5-HTP helps with depression, anxiety, sleep issues (more here: Sleep promoting effects of combined GABA and 5-HTP) and digestive issues.
Given what I know about the effectiveness of 5-HTP in my clients with anxiety, low mood and sleep issues, I consider this research a major step forward for Parkinson’s disease patients who may also experience anxiety, depression and sleep issues.
5-HTP also improves focus and when to switch to tryptophan
I was surprised to read that it has been hypothesized that ADHD and Parkinson’s disease share “several overlapping anatomical and neurochemical changes.”
As you can see from these blog posts, in addition to boosting mood, 5-HTP also improves focus and ADHD symptoms:
- 5-HTP benefits both adopted daughters who had prenatal exposure to alcohol: they are happier, more focused and can stay on task

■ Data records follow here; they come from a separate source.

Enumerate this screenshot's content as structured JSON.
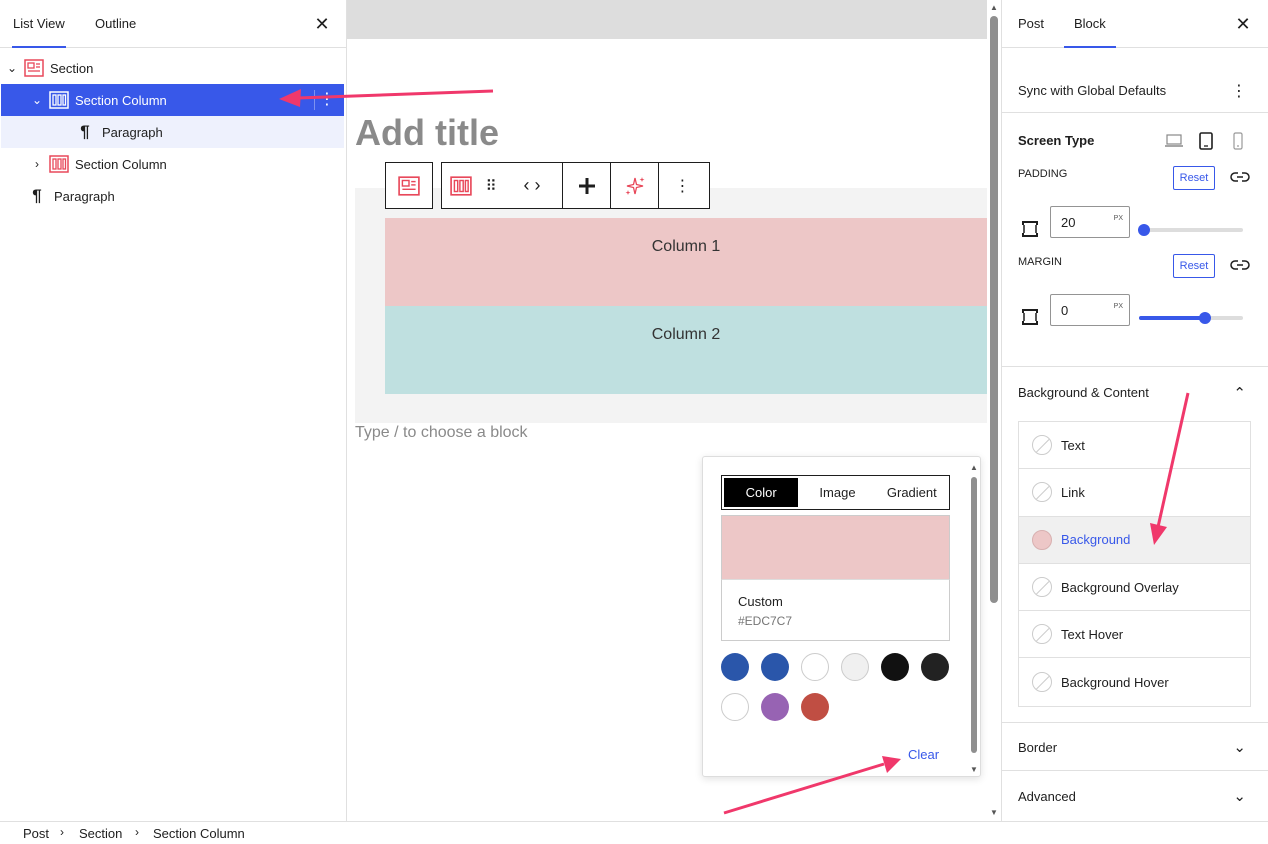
{
  "left_panel": {
    "tabs": [
      "List View",
      "Outline"
    ],
    "active_tab": "List View",
    "close_icon": "close-icon",
    "tree": [
      {
        "label": "Section",
        "depth": 0,
        "expanded": true,
        "icon": "section-icon"
      },
      {
        "label": "Section Column",
        "depth": 1,
        "expanded": true,
        "selected": true,
        "icon": "section-column-icon"
      },
      {
        "label": "Paragraph",
        "depth": 2,
        "icon": "paragraph-icon"
      },
      {
        "label": "Section Column",
        "depth": 1,
        "expanded": false,
        "icon": "section-column-icon"
      },
      {
        "label": "Paragraph",
        "depth": 0,
        "icon": "paragraph-icon"
      }
    ]
  },
  "canvas": {
    "title_placeholder": "Add title",
    "columns": [
      "Column 1",
      "Column 2"
    ],
    "block_hint": "Type / to choose a block",
    "column_colors": [
      "#EDC7C7",
      "#BFE0E0"
    ],
    "toolbar": {
      "buttons": [
        "section-icon",
        "section-column-icon",
        "drag-handle-icon",
        "move-arrows-icon",
        "add-icon",
        "sparkle-icon",
        "more-options-icon"
      ]
    }
  },
  "color_popover": {
    "tabs": [
      "Color",
      "Image",
      "Gradient"
    ],
    "active_tab": "Color",
    "custom_label": "Custom",
    "custom_value": "#EDC7C7",
    "palette": [
      "#2A56AA",
      "#2A56AA",
      "#FFFFFF",
      "#F0F0F0",
      "#111111",
      "#222222",
      "#FFFFFF",
      "#9763B3",
      "#C04E43"
    ],
    "clear_label": "Clear"
  },
  "right_panel": {
    "tabs": [
      "Post",
      "Block"
    ],
    "active_tab": "Block",
    "sync_label": "Sync with Global Defaults",
    "screen_type_label": "Screen Type",
    "screen_icons": [
      "desktop-icon",
      "tablet-icon",
      "mobile-icon"
    ],
    "padding": {
      "label": "PADDING",
      "reset": "Reset",
      "value": "20",
      "unit": "PX",
      "slider_fraction": 0.03
    },
    "margin": {
      "label": "MARGIN",
      "reset": "Reset",
      "value": "0",
      "unit": "PX",
      "slider_fraction": 0.63
    },
    "panels": {
      "background_content": "Background & Content",
      "border": "Border",
      "advanced": "Advanced"
    },
    "color_options": [
      "Text",
      "Link",
      "Background",
      "Background Overlay",
      "Text Hover",
      "Background Hover"
    ],
    "selected_option": "Background"
  },
  "breadcrumb": [
    "Post",
    "Section",
    "Section Column"
  ],
  "colors": {
    "accent": "#3858E9",
    "annotation": "#F0386B"
  }
}
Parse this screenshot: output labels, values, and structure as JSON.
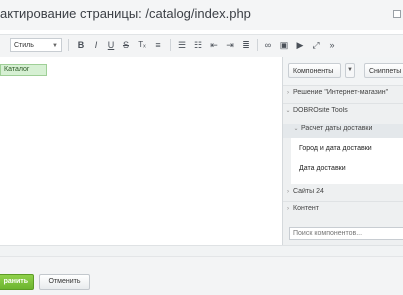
{
  "header": {
    "title": "актирование страницы: /catalog/index.php"
  },
  "toolbar": {
    "style_select": "Стиль",
    "buttons": [
      {
        "name": "bold-icon",
        "glyph": "B"
      },
      {
        "name": "italic-icon",
        "glyph": "I"
      },
      {
        "name": "underline-icon",
        "glyph": "U"
      },
      {
        "name": "strikethrough-icon",
        "glyph": "S"
      },
      {
        "name": "clear-format-icon",
        "glyph": "Tx"
      },
      {
        "name": "align-left-icon",
        "glyph": "≡"
      },
      {
        "name": "ordered-list-icon",
        "glyph": "☰"
      },
      {
        "name": "unordered-list-icon",
        "glyph": "☷"
      },
      {
        "name": "indent-left-icon",
        "glyph": "⇤"
      },
      {
        "name": "indent-right-icon",
        "glyph": "⇥"
      },
      {
        "name": "align-justify-icon",
        "glyph": "≣"
      },
      {
        "name": "link-icon",
        "glyph": "∞"
      },
      {
        "name": "image-icon",
        "glyph": "▣"
      },
      {
        "name": "video-icon",
        "glyph": "▶"
      },
      {
        "name": "fullscreen-icon",
        "glyph": "⤢"
      },
      {
        "name": "more-icon",
        "glyph": "»"
      }
    ]
  },
  "editor": {
    "catalog_chip": "Каталог"
  },
  "panel": {
    "tabs": {
      "components": "Компоненты",
      "snippets": "Сниппеты"
    },
    "tree": {
      "solution": "Решение \"Интернет-магазин\"",
      "dobrosite": "DOBROsite Tools",
      "delivery_calc": "Расчет даты доставки",
      "item_city": "Город и дата доставки",
      "item_date": "Дата доставки",
      "sites24": "Сайты 24",
      "content": "Контент"
    },
    "search_placeholder": "Поиск компонентов..."
  },
  "footer": {
    "save_label": "ранить",
    "cancel_label": "Отменить"
  },
  "colors": {
    "save_green": "#6db52f",
    "chip_green": "#d6f0d3"
  }
}
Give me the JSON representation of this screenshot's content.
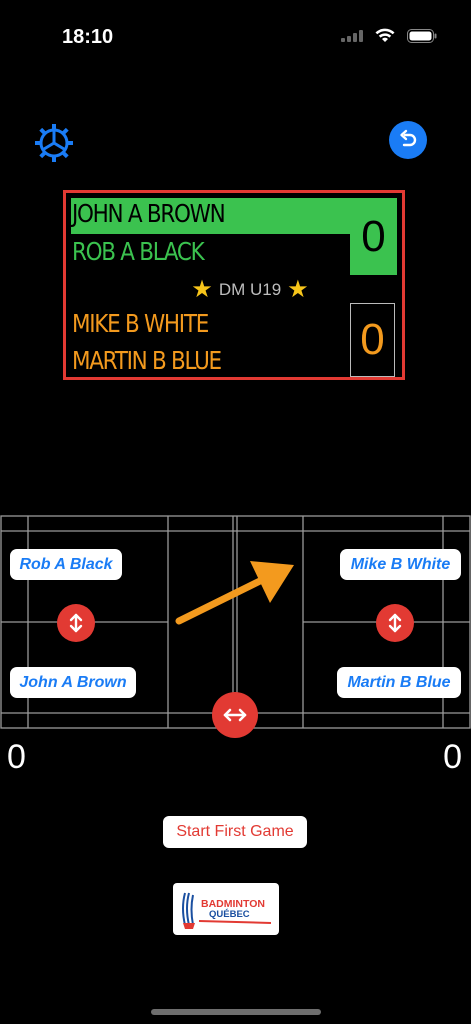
{
  "status_bar": {
    "time": "18:10"
  },
  "scoreboard": {
    "team1": {
      "player1": "JOHN A BROWN",
      "player2": "ROB A BLACK",
      "score": "0"
    },
    "team2": {
      "player1": "MIKE B WHITE",
      "player2": "MARTIN B BLUE",
      "score": "0"
    },
    "event": "DM U19"
  },
  "court": {
    "left_top_player": "Rob A Black",
    "left_bottom_player": "John A Brown",
    "right_top_player": "Mike B White",
    "right_bottom_player": "Martin B Blue"
  },
  "scores": {
    "left": "0",
    "right": "0"
  },
  "actions": {
    "start_label": "Start First Game"
  },
  "logo": {
    "line1": "BADMINTON",
    "line2": "QUÉBEC"
  },
  "colors": {
    "accent_blue": "#1a7cf5",
    "serving_green": "#3bc24f",
    "receiving_orange": "#f39a1e",
    "alert_red": "#e23a33"
  },
  "icons": {
    "settings": "gear-icon",
    "undo": "undo-icon",
    "swap_vertical": "swap-vertical-icon",
    "swap_horizontal": "swap-horizontal-icon",
    "serve_direction": "serve-arrow-icon"
  }
}
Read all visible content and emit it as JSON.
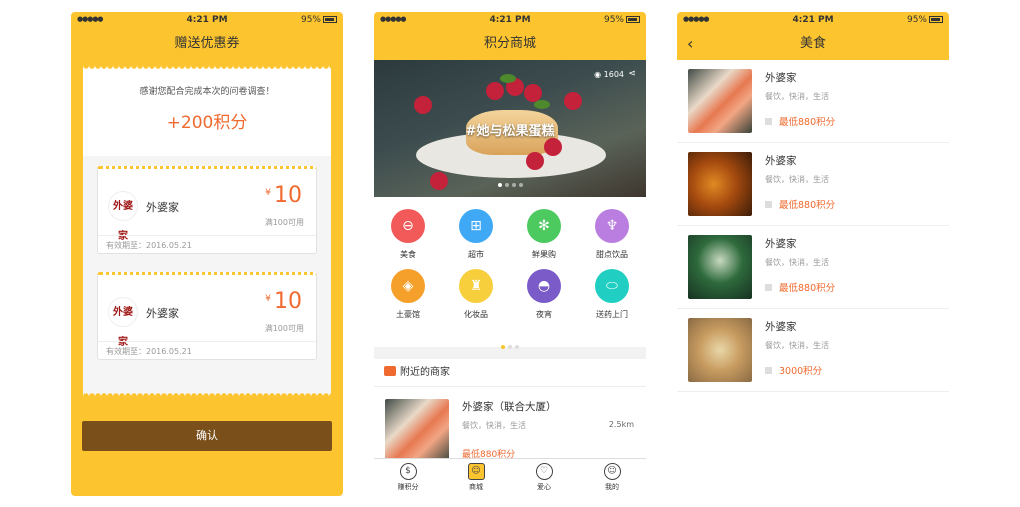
{
  "status_bar": {
    "signal": "●●●●●",
    "time": "4:21 PM",
    "battery": "95%"
  },
  "screen1": {
    "title": "赠送优惠券",
    "thanks": "感谢您配合完成本次的问卷调查！",
    "points_earned": "+200积分",
    "coupons": [
      {
        "logo": "外婆家",
        "merchant": "外婆家",
        "currency": "¥",
        "amount": "10",
        "condition": "满100可用",
        "validity": "有效期至：2016.05.21"
      },
      {
        "logo": "外婆家",
        "merchant": "外婆家",
        "currency": "¥",
        "amount": "10",
        "condition": "满100可用",
        "validity": "有效期至：2016.05.21"
      }
    ],
    "confirm": "确认"
  },
  "screen2": {
    "title": "积分商城",
    "banner": {
      "caption": "#她与松果蛋糕",
      "views": "1604"
    },
    "categories": [
      {
        "label": "美食",
        "icon": "bowl-icon",
        "glyph": "⊖",
        "color": "#f25a5a"
      },
      {
        "label": "超市",
        "icon": "cart-icon",
        "glyph": "⊞",
        "color": "#3fa9f5"
      },
      {
        "label": "鲜果购",
        "icon": "fruit-icon",
        "glyph": "✻",
        "color": "#4cc95f"
      },
      {
        "label": "甜点饮品",
        "icon": "wineglass-icon",
        "glyph": "♆",
        "color": "#b97ee0"
      },
      {
        "label": "土豪馆",
        "icon": "shield-icon",
        "glyph": "◈",
        "color": "#f5a02a"
      },
      {
        "label": "化妆品",
        "icon": "cosmetics-icon",
        "glyph": "♜",
        "color": "#f7cf3d"
      },
      {
        "label": "夜宵",
        "icon": "cloche-icon",
        "glyph": "◓",
        "color": "#7a5bc7"
      },
      {
        "label": "送药上门",
        "icon": "pill-icon",
        "glyph": "⬭",
        "color": "#21cfc2"
      }
    ],
    "nearby_title": "附近的商家",
    "nearby": {
      "name": "外婆家（联合大厦）",
      "tags": "餐饮，快消，生活",
      "distance": "2.5km",
      "points": "最低880积分"
    },
    "tabs": [
      {
        "label": "赚积分",
        "glyph": "$"
      },
      {
        "label": "商城",
        "glyph": "☺"
      },
      {
        "label": "爱心",
        "glyph": "♡"
      },
      {
        "label": "我的",
        "glyph": "☺"
      }
    ]
  },
  "screen3": {
    "title": "美食",
    "back": "‹",
    "items": [
      {
        "name": "外婆家",
        "tags": "餐饮，快消，生活",
        "points": "最低880积分"
      },
      {
        "name": "外婆家",
        "tags": "餐饮，快消，生活",
        "points": "最低880积分"
      },
      {
        "name": "外婆家",
        "tags": "餐饮，快消，生活",
        "points": "最低880积分"
      },
      {
        "name": "外婆家",
        "tags": "餐饮，快消，生活",
        "points": "3000积分"
      }
    ]
  },
  "colors": {
    "accent": "#fcc52f",
    "points": "#f06a2f",
    "confirm_button": "#7a4f1a"
  }
}
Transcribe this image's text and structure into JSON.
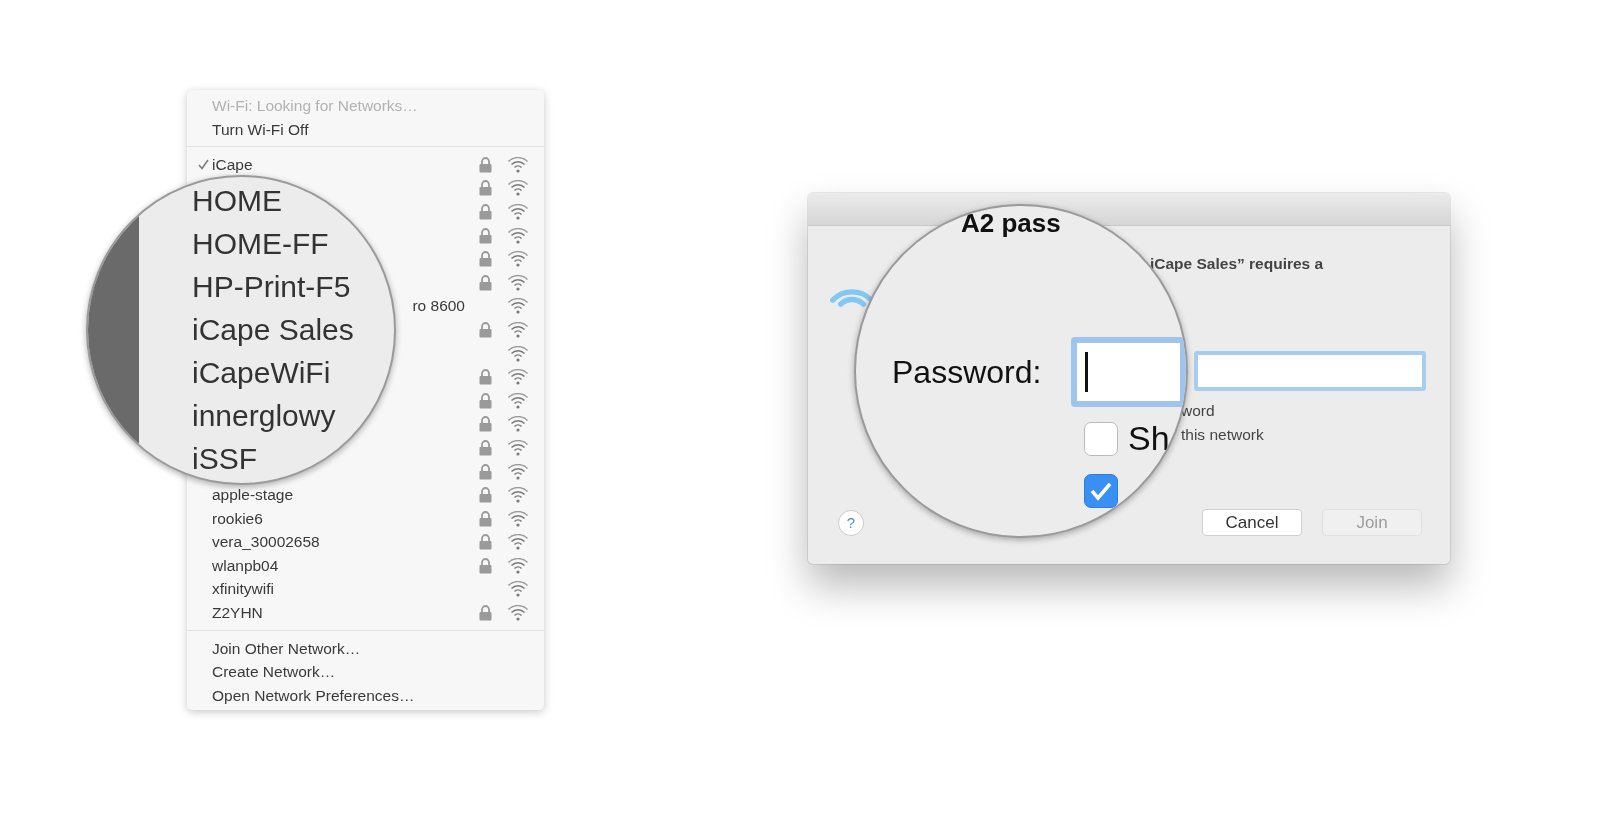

- ADHD: 5-HTP melts have been a miracle for one of my adopted kids
One caution with 5-HTP is that it can raise salivary cortisol and cause a “wired-tired” feeling. When this happens we switch to tryptophan, always starting with a trial in order to figure out the ideal dose.
Typical dosing of 5-HTP for low serotonin-type anxiety
I find that using 50 mg of 5-HTP 1-3 times a day is a typical starting dose for my adult clients who have the low serotonin-type of anxiety (mental anxiety, worry, panic attacks, ruminations), low mood, insomnia, sugar cravings, irritability, PMS, anger issues and TMJ.
Keep in mind that in these 2 studies, 50 mg of 5-HTP was used only once a day, and everyone was given the same dose. There is never a one-size fits all approach with the amino acids and we adjust up or down based on symptoms, using a trial approach. I’d love to see this approach used with follow-up studies.
If you are new to the concept of low serotonin and the use of tryptophan or 5-HTP you will find this blog helpful.
Parkinson’s disease and GABA, flavonoids in parsley and insecticides
Here are some other useful blogs on Parkinson’s disease:
- GABA and tryptophan for pain and anxiety in Parkinson’s disease?
- Apigenin, a flavonoid in parsley increases brain connections, reduces anxiety
- Fipronil insecticide: GABA/glutamate and anxiety, aggressive behavior, memory and Alzheimer’s disease in humans?
Have you or a family member with Parkinson’s disease used 5-HTP (or tryptophan) for easing depression and improving levodopa-induced motor complications?
Have you seen reduced anxiety, improved sleep, better digestion and better focus too?
If you’re a practitioner working with Parkinson’s patients have you used 5-HTP or tryptophan with success?
Feel free to post your questions and feedback in the comments below.